In Europe, France's Eugene Francoise Vidocq (1775–1857) came to be known the father of modern criminology. He also founded the first private detective agency. Vidocq's published memoire was to inspire Poe (1809-1849), who set some of his mysteries in Paris.
On March 2, 1917, Japan's first documented case of a homicide motivated by sado-masochism occurred in the Shitaya district of Tokyo, and, inspired by the heavy media coverage, Rampo began to turn out noir stories that explored sexual pathologies, such as "The Murder on D-Slope."
Rampo afterwards expanded to juvenile fiction and also created series characters, including a fiendish villain, a master of disguises, who managed to outwit the police at every turn. Referred to as "The Phantom of Twenty Faces," he locked horns with his nemesis, a brilliant sleuth named Kogoro Akechi.
Rampo's contemporary, Seishi Yokomizo, turned out ghoulish tales that took place in his home prefecture of Okayama, the pastoral settings for such blood-curdling works as "Guillotine Island." Perhaps his most famous is "Village of the Eight Graves." Based on a true incident in 1938, a mass murderer in a hamlet near Tsuyama City shot and stabbed 29 neighbors before killing himself.
In recent years, a younger generation of critics and readers in the UK and U.S. have begun to reevaluate these two Japanese authors, spurring renewed interest in their works.
"I would like to re-read the works of these two heroes of detective fiction," writes Kazama. "One hundred years ago they led the modernist culture of bad taste and B-movie culture -- a culture of kitschy erotic nonsense -- reaffirming that eroticism in its pop form is actually a celebration of a free spirit, which deviates from the systemic perspective that assumes the veneer of 'normal' and 'orthodox.'

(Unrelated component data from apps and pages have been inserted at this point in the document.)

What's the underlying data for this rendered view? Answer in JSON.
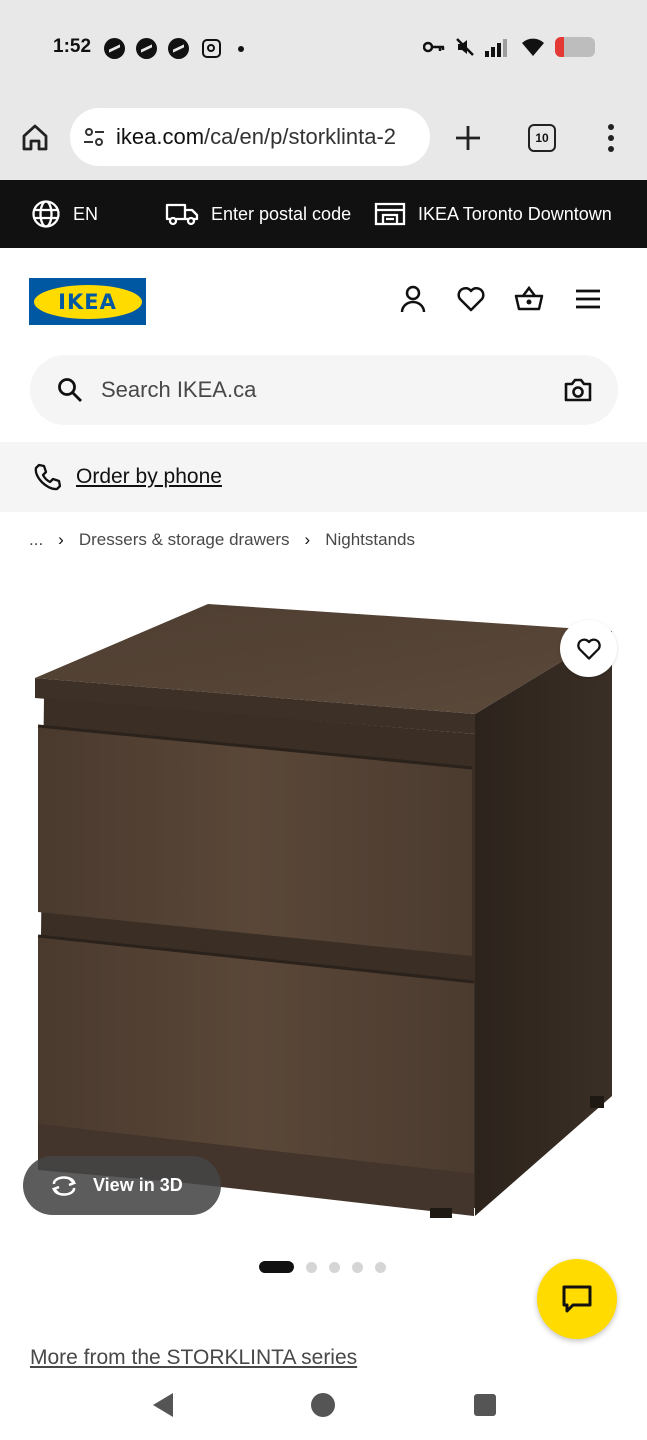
{
  "status_bar": {
    "time": "1:52"
  },
  "browser": {
    "url_host": "ikea.com",
    "url_path": "/ca/en/p/storklinta-2",
    "tab_count": "10"
  },
  "topbar": {
    "language": "EN",
    "postal_code_label": "Enter postal code",
    "store_label": "IKEA Toronto Downtown"
  },
  "header": {
    "logo_text": "IKEA"
  },
  "search": {
    "placeholder": "Search IKEA.ca"
  },
  "phone": {
    "label": "Order by phone"
  },
  "breadcrumb": {
    "ellipsis": "...",
    "items": [
      "Dressers & storage drawers",
      "Nightstands"
    ]
  },
  "product": {
    "view_3d_label": "View in 3D",
    "image_count": 5,
    "active_image": 1,
    "series_link": "More from the STORKLINTA series"
  },
  "colors": {
    "ikea_blue": "#0058a3",
    "ikea_yellow": "#ffdb00",
    "topbar_bg": "#111111",
    "battery_low": "#e53935"
  }
}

"The world is presently in a state of uncertainty, and the corona pandemic has given us a glimpse into the true nature of human beings," Kazama added. "It is precisely in this unstable and uncertain society that we need a perverted perspective -- of erotic and heretical thinking -- that deviates from what has been regarded as normal, usual and natural."© Japan Today